Fade is only 45 minutes long, which might blow the mind of Yo La Tengo fans. The two last songs on their previous album, 2009’s Popular Songs, added up to half an hour on their own. This is shorter than we’re used to, getting rid of some of their lengthy guitar jam skronk-outs, but without playing up their hooky bubblegum pop side either.
Fade opens with one of its highlights, Ohm, which layers a simple guitar rhythm with drums, claps, squealing and repeated lyrics that sound like an agnostic mantra, like religious music for people who aren’t very religious: “This is it for all we know/Nothing ever changes/Nothing’s explained.” Well You Better is so quiet it sounds shy, but at the same time it’s a jaunty tambourine-shaker of a song where Ira Kaplan calls you “baby”. Before We Run climaxes with sleigh bells and a horn section rather than guitar solos.
Sometimes Yo La Tengo albums sound indecisive, like they’re a band who know every genre has the potential to be great and so try a bit of everything.

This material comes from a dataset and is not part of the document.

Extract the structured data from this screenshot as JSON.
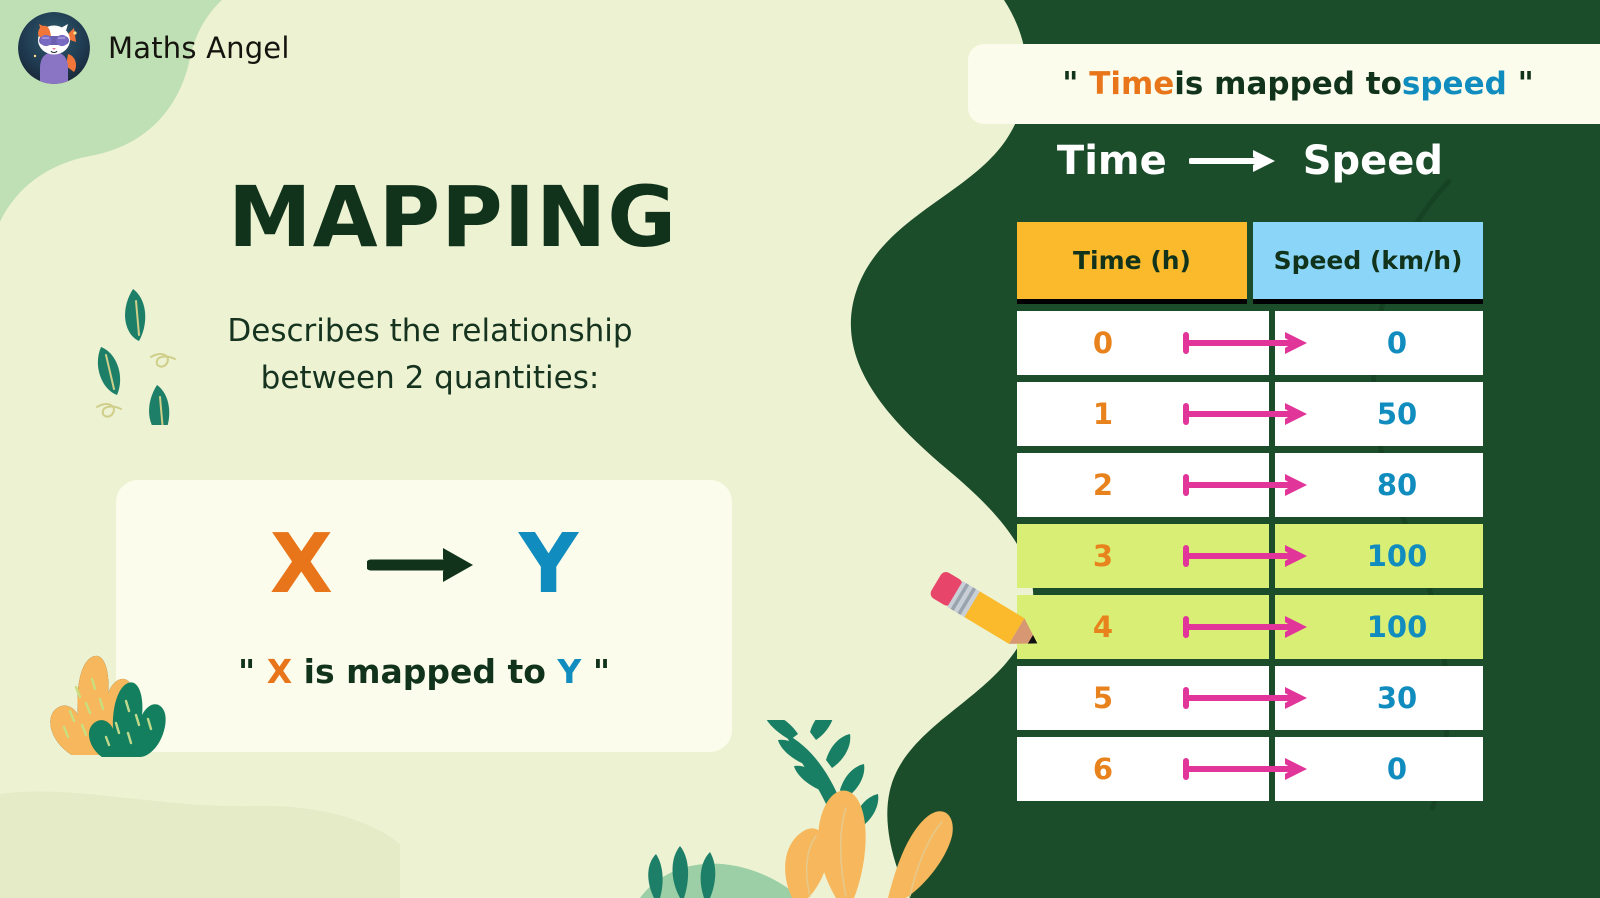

But Fade doesn’t have any of their country songs, instrumentals, bossa nova experiments or even the ones where they sound like Neil Young (although it does have a couple of the ones where they sound like the Velvet Underground). Instead, it’s focussed on songs that sound mellow, that hum along gently and make you feel like you’re slowly sinking into a bathtub full of cotton wool.
It might seem slight by their standards, but this gauzy introspection is still plenty enjoyable. Yo La Tengo just want to give you a hug.
B JODY MACGREGOR
Best Track: Before We Run
If You Like These, You’ll Like This: PAVEMENT, GALAZIE 500, GUIDED BY VOICES
In A Word: Warm